Perhaps Hart should stick to issues he understands, like obstructing drilling on the Roan Plateau and retroactively canceling our natural gas leases. But if he wants to also obstruct a project Gov. Hickenlooper and Sen. Bennett are actively working on, maybe Hart should first read GJEP’s “Piceance to the Pacific Rim” study. Then he would learn that Canadian pipelines coming south are at full capacity even today, let alone when exports begin.
He also claims we shouldn’t share our natural gas with fellow democracies in need because we need it all here.

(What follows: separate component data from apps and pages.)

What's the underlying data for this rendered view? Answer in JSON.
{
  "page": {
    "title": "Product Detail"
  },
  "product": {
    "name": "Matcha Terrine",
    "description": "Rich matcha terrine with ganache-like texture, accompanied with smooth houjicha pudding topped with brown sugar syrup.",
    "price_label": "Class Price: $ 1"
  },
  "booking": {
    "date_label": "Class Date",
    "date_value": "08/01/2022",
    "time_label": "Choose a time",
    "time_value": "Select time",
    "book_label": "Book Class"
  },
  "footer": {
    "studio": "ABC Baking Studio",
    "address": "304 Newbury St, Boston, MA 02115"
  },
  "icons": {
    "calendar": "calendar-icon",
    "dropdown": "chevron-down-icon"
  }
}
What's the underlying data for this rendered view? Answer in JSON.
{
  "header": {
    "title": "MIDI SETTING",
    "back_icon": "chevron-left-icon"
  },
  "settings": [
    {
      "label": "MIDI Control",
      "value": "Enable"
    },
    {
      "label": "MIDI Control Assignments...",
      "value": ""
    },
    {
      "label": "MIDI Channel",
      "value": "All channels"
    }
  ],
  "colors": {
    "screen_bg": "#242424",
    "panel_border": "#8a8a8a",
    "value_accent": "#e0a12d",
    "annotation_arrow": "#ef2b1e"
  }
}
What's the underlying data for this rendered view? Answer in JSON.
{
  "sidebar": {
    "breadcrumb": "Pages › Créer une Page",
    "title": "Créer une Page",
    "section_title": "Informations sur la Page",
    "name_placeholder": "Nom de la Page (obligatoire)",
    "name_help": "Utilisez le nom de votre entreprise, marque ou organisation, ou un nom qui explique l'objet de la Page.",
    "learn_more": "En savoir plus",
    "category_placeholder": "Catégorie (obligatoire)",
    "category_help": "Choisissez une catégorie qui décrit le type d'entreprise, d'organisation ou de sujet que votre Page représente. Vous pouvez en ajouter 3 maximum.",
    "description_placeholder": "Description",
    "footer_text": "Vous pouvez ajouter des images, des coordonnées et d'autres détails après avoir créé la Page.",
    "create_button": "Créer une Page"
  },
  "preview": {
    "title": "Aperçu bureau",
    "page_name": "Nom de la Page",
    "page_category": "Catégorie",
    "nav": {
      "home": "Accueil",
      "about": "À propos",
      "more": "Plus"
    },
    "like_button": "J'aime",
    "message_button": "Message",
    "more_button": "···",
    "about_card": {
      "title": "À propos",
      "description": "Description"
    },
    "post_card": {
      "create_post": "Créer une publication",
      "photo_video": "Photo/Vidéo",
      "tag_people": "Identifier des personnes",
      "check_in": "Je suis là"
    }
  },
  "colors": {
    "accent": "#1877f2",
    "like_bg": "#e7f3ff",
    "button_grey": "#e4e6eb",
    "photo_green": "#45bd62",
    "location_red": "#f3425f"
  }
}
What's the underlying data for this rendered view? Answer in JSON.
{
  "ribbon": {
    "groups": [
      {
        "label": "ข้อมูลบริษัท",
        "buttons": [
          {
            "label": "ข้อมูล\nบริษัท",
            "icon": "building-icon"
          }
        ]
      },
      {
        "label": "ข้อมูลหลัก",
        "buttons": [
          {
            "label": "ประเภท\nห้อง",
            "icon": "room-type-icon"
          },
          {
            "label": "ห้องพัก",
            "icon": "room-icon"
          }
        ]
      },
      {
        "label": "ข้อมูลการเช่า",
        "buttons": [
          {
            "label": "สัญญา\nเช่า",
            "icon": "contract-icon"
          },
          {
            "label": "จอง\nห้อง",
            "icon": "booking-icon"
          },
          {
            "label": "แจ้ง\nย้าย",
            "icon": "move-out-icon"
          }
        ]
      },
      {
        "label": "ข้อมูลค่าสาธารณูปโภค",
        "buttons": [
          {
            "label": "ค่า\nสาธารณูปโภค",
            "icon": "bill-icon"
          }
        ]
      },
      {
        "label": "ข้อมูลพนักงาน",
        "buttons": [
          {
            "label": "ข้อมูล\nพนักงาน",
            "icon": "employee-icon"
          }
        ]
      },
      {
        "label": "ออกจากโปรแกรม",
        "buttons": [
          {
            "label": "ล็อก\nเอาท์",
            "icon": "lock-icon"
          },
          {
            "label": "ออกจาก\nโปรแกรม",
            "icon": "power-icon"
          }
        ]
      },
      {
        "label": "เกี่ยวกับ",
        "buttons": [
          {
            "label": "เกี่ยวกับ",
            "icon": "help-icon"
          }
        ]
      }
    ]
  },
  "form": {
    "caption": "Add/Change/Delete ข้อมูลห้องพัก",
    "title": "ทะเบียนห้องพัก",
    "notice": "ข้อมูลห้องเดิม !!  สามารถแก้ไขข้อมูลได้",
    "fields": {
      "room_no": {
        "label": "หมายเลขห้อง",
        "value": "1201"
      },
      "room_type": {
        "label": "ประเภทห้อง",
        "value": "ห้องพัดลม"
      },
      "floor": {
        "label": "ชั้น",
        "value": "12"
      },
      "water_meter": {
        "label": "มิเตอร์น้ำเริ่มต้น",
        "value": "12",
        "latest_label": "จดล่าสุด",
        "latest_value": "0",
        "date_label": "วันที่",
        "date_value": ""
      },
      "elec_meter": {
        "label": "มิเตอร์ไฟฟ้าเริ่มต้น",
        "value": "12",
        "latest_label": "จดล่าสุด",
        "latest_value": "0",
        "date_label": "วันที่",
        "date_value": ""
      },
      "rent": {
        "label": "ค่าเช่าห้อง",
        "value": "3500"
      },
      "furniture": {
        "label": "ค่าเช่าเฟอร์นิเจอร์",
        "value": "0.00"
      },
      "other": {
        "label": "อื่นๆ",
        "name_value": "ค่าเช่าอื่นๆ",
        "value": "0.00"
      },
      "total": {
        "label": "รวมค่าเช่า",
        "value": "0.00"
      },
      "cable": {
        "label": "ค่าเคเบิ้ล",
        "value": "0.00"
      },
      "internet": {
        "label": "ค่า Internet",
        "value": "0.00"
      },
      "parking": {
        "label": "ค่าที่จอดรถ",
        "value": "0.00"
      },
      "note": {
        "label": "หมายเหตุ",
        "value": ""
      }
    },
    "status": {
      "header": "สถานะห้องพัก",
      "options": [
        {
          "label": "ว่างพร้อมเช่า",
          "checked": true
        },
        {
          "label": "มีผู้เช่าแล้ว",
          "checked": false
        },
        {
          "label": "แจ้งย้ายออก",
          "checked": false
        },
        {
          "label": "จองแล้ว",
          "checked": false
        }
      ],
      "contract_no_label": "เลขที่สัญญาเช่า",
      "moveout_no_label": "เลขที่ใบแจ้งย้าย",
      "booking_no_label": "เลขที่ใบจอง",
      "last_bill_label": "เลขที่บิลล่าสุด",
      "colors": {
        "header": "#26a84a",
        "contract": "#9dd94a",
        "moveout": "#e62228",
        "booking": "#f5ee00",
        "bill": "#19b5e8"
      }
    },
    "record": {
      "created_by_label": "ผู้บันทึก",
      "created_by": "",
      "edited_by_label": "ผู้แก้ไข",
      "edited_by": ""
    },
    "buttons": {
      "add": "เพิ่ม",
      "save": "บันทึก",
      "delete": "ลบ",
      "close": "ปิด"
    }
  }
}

Perhaps Pete Hart was too busy with the keep it in the ground campaign that he missed what the U.S. Geological Survey actually said. We have more than 200 trillion cubic feet of natural gas right here on the West Slope — far more than we could ever use heating Mr. Hart’s house. We have enough to supply Japan and then some, for a century.
RICHARD B. WHITE
Sentinel’s editorial omission of important fact in poor taste
The Sentinel’s Friday, April 7 editorial gave a concise summary of the U.S. Senate’s fumbling of the vote on Neil Gorsuch to become a Supreme Court justice. You are correct in stating that this fiasco is an extension of partisan politics, which is now deeply embedded in Senate voting rules.
What you neglect to mention is that the creator and ultra partisan politician of this nuclear option disaster is one Harry Reid, former Democrat senator.
I find that your editorial omission of this concrete and important fact in poor taste. This is truth and it should have included in the editorial. One senator and one party are responsible for this violation of the Constitution.
Rolling back Clean Power Plan will not save the coal industry
Recently, Stan Dempsey, president of the Colorado Mining Association wrote an op-ed in the Denver Post celebrating the rollback of the Clean Power Plan, in which he blames environmental activists and the government for killing coal jobs. This past week the Sentinel editorialized on the Clean Power Plan as well. Their editorial helped make clear that the coal industry is not going to be saved by the rollback of government regulations and furthermore, that what’s best for the coal industry doesn’t directly translate to what’s in the best interests of coal workers or our West Slope communities.
As many of us are aware, market forces are driving the decline in the coal industry and will continue to do so because the energy landscape is changing. Not only is natural gas cheaper, more accessible, and more abundant than coal, the clean energy sector has become one of the fastest growing sectors in the country, further diversifying affordable energy options for consumers. As the Sentinel editorialized, this means that the coal industry will increasingly turn to automation in order to stay competitive with estimates that 40 to 80 percent of workers will be replaced in the coal industry.
All of this is to say that while the finger pointing and blame for the decline of the coal industry grabs headlines, the economic and environmental impacts of a declining industry and climate change will continue to be felt by us here on the West Slope.
Rolling back the Clean Power Plan will not save the coal industry. It doesn’t help coal workers or rural communities to get back on their feet, and it doesn’t empower them to address difficult economic challenges. All it does is make it more difficult for us as a state to meaningfully address the impacts of climate change.